Saturday, September 19, 2009

Hanging out the washing

click photo to enlarge
Many things have changed over the past fifty odd years of my life but one that hasn't is the best way to dry washing. I can't begin to imagine for how many centuries people have fixed clothes to a washing line and let the sun and wind do their work. However, I do know that my mother did it when I was young, and my wife and I do it still.

It's true that we have both a spin dryer and a tumble dryer. It's also true that in the past we had the high-tec version of the washing line - the rotary dryer with many feet of line folded into a web with a seven foot radius. But our method of choice is the tried and tested lines stretched between vertical posts. Not only is it the cheapest way to dry washing, and the most environmentally friendly method, but it also does the job quickly and efficiently.

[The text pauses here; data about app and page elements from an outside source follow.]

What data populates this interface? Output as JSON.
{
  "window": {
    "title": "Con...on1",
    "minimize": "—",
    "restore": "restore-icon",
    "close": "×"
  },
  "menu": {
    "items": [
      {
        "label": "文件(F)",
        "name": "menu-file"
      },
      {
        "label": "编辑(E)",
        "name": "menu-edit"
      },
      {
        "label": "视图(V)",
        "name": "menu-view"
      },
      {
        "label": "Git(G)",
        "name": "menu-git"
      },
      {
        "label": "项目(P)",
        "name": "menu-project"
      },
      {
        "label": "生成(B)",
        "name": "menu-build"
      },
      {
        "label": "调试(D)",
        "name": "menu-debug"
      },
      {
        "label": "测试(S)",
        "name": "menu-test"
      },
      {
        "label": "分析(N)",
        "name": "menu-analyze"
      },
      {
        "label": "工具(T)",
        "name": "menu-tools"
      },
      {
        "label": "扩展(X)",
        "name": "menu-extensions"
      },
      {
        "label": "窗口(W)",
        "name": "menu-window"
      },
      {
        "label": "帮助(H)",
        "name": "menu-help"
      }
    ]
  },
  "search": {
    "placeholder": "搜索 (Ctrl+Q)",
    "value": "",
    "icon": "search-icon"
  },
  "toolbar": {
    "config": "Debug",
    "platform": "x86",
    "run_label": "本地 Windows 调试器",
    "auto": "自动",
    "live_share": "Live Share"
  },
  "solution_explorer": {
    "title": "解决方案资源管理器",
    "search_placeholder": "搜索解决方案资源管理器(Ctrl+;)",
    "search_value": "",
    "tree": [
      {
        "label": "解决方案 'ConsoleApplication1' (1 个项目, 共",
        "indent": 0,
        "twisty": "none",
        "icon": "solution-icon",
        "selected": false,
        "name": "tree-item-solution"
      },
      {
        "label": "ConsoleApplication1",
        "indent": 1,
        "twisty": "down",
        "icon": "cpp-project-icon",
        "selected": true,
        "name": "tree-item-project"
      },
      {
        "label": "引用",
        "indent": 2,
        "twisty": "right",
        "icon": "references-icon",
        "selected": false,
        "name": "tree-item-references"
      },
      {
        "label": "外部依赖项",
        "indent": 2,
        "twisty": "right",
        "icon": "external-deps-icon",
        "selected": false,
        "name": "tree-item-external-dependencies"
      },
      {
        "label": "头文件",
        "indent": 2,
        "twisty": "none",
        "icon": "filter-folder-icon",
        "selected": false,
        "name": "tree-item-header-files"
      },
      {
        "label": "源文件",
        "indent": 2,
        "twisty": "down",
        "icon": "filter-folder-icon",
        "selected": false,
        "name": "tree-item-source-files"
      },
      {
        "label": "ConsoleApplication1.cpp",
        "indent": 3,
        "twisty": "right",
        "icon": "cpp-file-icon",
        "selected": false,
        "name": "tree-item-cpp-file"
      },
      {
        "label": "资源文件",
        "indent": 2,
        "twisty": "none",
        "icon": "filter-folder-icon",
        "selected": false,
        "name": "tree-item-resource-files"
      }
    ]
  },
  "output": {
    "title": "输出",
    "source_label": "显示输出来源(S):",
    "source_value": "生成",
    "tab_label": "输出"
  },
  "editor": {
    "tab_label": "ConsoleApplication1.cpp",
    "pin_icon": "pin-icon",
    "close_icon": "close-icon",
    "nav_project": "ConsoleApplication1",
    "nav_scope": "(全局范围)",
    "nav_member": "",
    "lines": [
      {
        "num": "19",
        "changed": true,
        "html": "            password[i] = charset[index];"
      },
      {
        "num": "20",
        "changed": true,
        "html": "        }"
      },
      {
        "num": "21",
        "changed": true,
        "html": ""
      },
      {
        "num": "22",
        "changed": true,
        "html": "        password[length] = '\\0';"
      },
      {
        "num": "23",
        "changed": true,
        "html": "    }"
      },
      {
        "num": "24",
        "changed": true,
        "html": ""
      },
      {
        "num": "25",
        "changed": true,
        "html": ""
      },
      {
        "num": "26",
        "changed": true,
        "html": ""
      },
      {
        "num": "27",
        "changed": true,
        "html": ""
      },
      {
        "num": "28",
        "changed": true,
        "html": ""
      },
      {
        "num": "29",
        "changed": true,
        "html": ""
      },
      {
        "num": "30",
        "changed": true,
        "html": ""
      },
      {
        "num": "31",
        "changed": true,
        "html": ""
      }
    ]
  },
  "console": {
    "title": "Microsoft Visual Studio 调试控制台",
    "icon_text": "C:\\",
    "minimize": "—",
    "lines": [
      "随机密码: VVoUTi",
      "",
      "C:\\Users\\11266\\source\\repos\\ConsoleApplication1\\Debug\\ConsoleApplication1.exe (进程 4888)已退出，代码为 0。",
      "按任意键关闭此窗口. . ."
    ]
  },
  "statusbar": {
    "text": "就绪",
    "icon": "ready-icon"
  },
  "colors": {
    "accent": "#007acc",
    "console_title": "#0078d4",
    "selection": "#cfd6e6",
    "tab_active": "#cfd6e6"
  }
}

There is a washing line elaboration that we don't use, however: the clothes prop. This is a long piece of wood, about six or seven feet long, with a notch cut in the end that is used to elevate the line when the washing has been fixed to it. My mother used one but we don't. Perhaps her diminutive stature made it a necessity that our height means we can forgo. Our clothes pegs, made of wood with springs are also quite traditional. Plastic versions are available, as are newer (and older) designs, but we prefer this variety.

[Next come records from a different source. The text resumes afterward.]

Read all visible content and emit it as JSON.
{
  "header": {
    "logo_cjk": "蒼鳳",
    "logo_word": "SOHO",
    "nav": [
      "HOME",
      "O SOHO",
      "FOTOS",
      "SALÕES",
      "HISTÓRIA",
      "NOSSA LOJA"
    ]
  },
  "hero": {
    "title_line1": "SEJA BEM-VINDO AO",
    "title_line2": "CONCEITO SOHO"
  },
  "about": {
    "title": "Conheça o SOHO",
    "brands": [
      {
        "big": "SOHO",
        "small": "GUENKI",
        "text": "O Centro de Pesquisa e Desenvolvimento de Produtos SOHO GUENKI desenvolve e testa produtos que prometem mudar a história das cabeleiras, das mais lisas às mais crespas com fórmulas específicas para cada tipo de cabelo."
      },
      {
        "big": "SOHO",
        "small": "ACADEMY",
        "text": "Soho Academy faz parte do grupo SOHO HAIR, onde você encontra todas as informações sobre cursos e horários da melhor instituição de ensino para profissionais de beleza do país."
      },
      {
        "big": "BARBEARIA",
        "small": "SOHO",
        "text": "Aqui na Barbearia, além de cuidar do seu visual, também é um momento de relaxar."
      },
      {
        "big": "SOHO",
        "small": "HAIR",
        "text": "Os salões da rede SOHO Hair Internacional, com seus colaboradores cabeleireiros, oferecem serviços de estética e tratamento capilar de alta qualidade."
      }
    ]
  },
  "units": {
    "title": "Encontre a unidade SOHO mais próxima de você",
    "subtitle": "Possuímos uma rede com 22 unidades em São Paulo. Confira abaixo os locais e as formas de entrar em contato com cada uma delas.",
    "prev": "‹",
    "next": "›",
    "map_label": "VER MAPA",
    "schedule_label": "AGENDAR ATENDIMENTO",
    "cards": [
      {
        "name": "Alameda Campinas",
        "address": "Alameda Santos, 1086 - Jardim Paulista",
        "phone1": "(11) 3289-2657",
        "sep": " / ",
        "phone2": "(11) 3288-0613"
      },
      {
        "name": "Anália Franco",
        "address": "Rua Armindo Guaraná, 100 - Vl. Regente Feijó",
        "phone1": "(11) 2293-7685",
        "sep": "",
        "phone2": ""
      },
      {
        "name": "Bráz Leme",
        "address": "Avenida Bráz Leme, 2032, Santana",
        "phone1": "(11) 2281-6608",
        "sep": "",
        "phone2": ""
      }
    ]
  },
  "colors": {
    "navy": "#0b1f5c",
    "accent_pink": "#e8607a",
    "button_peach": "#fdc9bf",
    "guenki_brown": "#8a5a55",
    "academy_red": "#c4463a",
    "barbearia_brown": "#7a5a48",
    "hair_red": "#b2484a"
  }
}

After I'd been cutting the grass the other day I noticed the sharp outlines of the washing on its line perfectly reproduced on the lawn, so I asked my wife to stand in a position that would make the picture complete. It took a few attempts over several minutes as the clouds kept drifting across the sun, but I eventually got the shot that I post today.

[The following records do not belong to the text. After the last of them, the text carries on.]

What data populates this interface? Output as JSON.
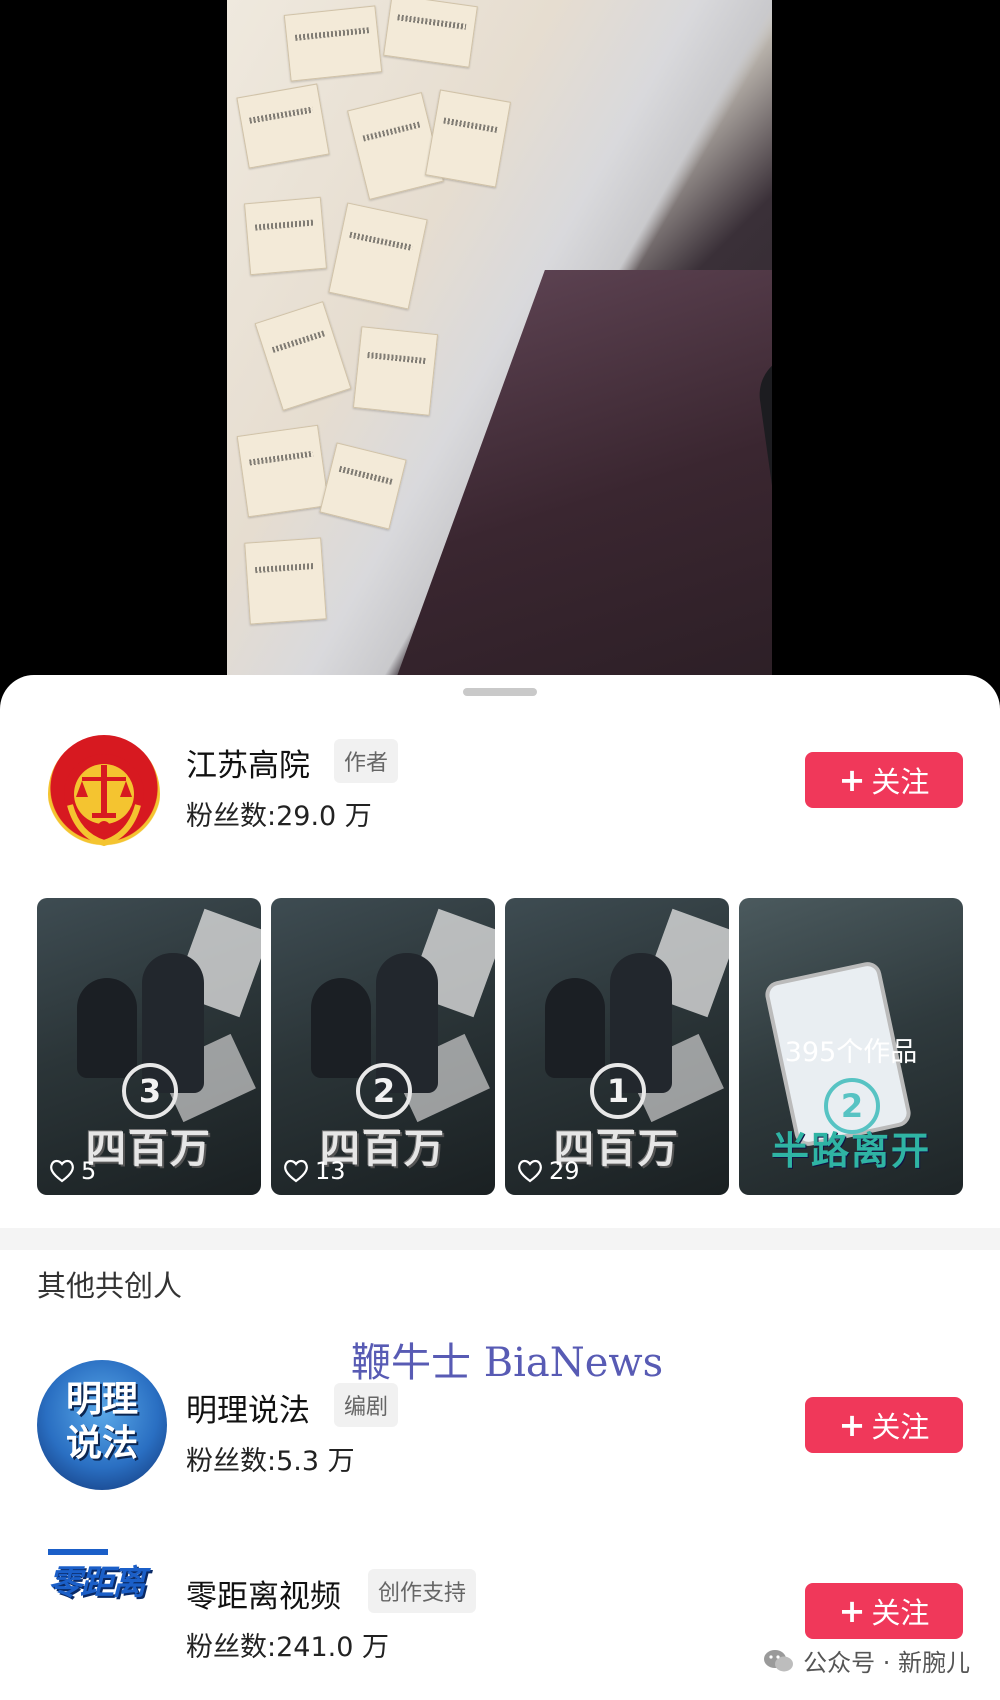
{
  "author": {
    "name": "江苏高院",
    "role": "作者",
    "fans": "粉丝数:29.0 万",
    "follow": "关注"
  },
  "thumbnails": [
    {
      "number": "3",
      "title": "四百万",
      "likes": "5"
    },
    {
      "number": "2",
      "title": "四百万",
      "likes": "13"
    },
    {
      "number": "1",
      "title": "四百万",
      "likes": "29"
    },
    {
      "number": "2",
      "title": "半路离开",
      "overlay": "395个作品"
    }
  ],
  "section_title": "其他共创人",
  "watermark": "鞭牛士 BiaNews",
  "cocreators": [
    {
      "name": "明理说法",
      "role": "编剧",
      "fans": "粉丝数:5.3 万",
      "follow": "关注",
      "avatar_text": "明理说法"
    },
    {
      "name": "零距离视频",
      "role": "创作支持",
      "fans": "粉丝数:241.0 万",
      "follow": "关注",
      "avatar_text": "零距离"
    }
  ],
  "footer": "公众号 · 新腕儿",
  "colors": {
    "follow_button": "#f0385a",
    "sheet_bg": "#ffffff"
  },
  "icons": [
    "court-emblem-icon",
    "heart-icon",
    "plus-icon",
    "wechat-icon"
  ]
}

photograph & text (c) T. Boughen

Camera: Olympus E510
Mode: Aperture Priority
Focal Length: 150mm (11mm/22mm equiv.)
F No: f6.3
Shutter Speed: 1/320
ISO: 100
Exposure Compensation: -0.7 EV
Image Stabilisation: On